YOUR TASK: The whole listing is to be written out again exactly; the pictures are not.

PROVIDED DATA:

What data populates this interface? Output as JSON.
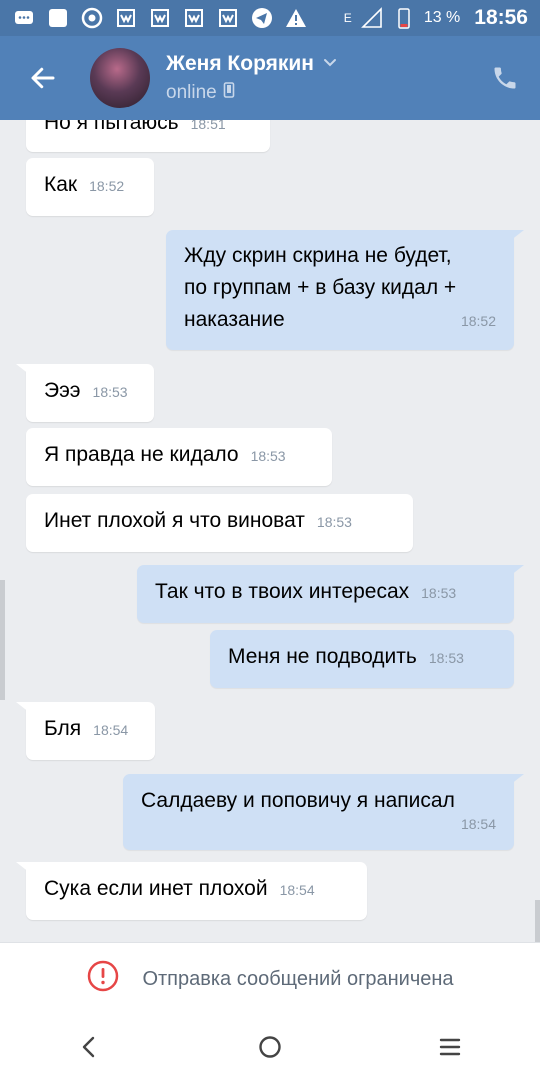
{
  "status_bar": {
    "battery_percent": "13 %",
    "time": "18:56",
    "network_label": "E",
    "left_icons": [
      "chat-icon",
      "message-icon",
      "chrome-icon",
      "vk-icon",
      "vk-icon",
      "vk-icon",
      "vk-icon",
      "telegram-icon",
      "warning-icon"
    ]
  },
  "header": {
    "contact_name": "Женя Корякин",
    "status": "online"
  },
  "messages": [
    {
      "dir": "in",
      "text": "Но я пытаюсь",
      "time": "18:51"
    },
    {
      "dir": "in",
      "text": "Как",
      "time": "18:52"
    },
    {
      "dir": "out",
      "lines": [
        "Жду скрин скрина не будет,",
        "по группам + в базу кидал +",
        "наказание"
      ],
      "time": "18:52"
    },
    {
      "dir": "in",
      "text": "Эээ",
      "time": "18:53"
    },
    {
      "dir": "in",
      "text": "Я правда не кидало",
      "time": "18:53"
    },
    {
      "dir": "in",
      "text": "Инет плохой я что виноват",
      "time": "18:53"
    },
    {
      "dir": "out",
      "text": "Так что в твоих интересах",
      "time": "18:53"
    },
    {
      "dir": "out",
      "text": "Меня не подводить",
      "time": "18:53"
    },
    {
      "dir": "in",
      "text": "Бля",
      "time": "18:54"
    },
    {
      "dir": "out",
      "text": "Салдаеву и поповичу я написал",
      "time": "18:54"
    },
    {
      "dir": "in",
      "text": "Сука если инет плохой",
      "time": "18:54"
    }
  ],
  "restricted_notice": "Отправка сообщений ограничена",
  "colors": {
    "header_bg": "#5181b8",
    "statusbar_bg": "#4a76a8",
    "chat_bg": "#ebedf0",
    "incoming_bubble": "#ffffff",
    "outgoing_bubble": "#cfe0f5",
    "warning_red": "#e64646"
  }
}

EXPECTED ANSWER:
What data populates this interface? Output as JSON.
{
  "status_bar": {
    "battery_percent": "13 %",
    "time": "18:56",
    "network_label": "E",
    "left_icons": [
      "chat-icon",
      "message-icon",
      "chrome-icon",
      "vk-icon",
      "vk-icon",
      "vk-icon",
      "vk-icon",
      "telegram-icon",
      "warning-icon"
    ]
  },
  "header": {
    "contact_name": "Женя Корякин",
    "status": "online"
  },
  "messages": [
    {
      "dir": "in",
      "text": "Но я пытаюсь",
      "time": "18:51"
    },
    {
      "dir": "in",
      "text": "Как",
      "time": "18:52"
    },
    {
      "dir": "out",
      "lines": [
        "Жду скрин скрина не будет,",
        "по группам + в базу кидал +",
        "наказание"
      ],
      "time": "18:52"
    },
    {
      "dir": "in",
      "text": "Эээ",
      "time": "18:53"
    },
    {
      "dir": "in",
      "text": "Я правда не кидало",
      "time": "18:53"
    },
    {
      "dir": "in",
      "text": "Инет плохой я что виноват",
      "time": "18:53"
    },
    {
      "dir": "out",
      "text": "Так что в твоих интересах",
      "time": "18:53"
    },
    {
      "dir": "out",
      "text": "Меня не подводить",
      "time": "18:53"
    },
    {
      "dir": "in",
      "text": "Бля",
      "time": "18:54"
    },
    {
      "dir": "out",
      "text": "Салдаеву и поповичу я написал",
      "time": "18:54"
    },
    {
      "dir": "in",
      "text": "Сука если инет плохой",
      "time": "18:54"
    }
  ],
  "restricted_notice": "Отправка сообщений ограничена",
  "colors": {
    "header_bg": "#5181b8",
    "statusbar_bg": "#4a76a8",
    "chat_bg": "#ebedf0",
    "incoming_bubble": "#ffffff",
    "outgoing_bubble": "#cfe0f5",
    "warning_red": "#e64646"
  }
}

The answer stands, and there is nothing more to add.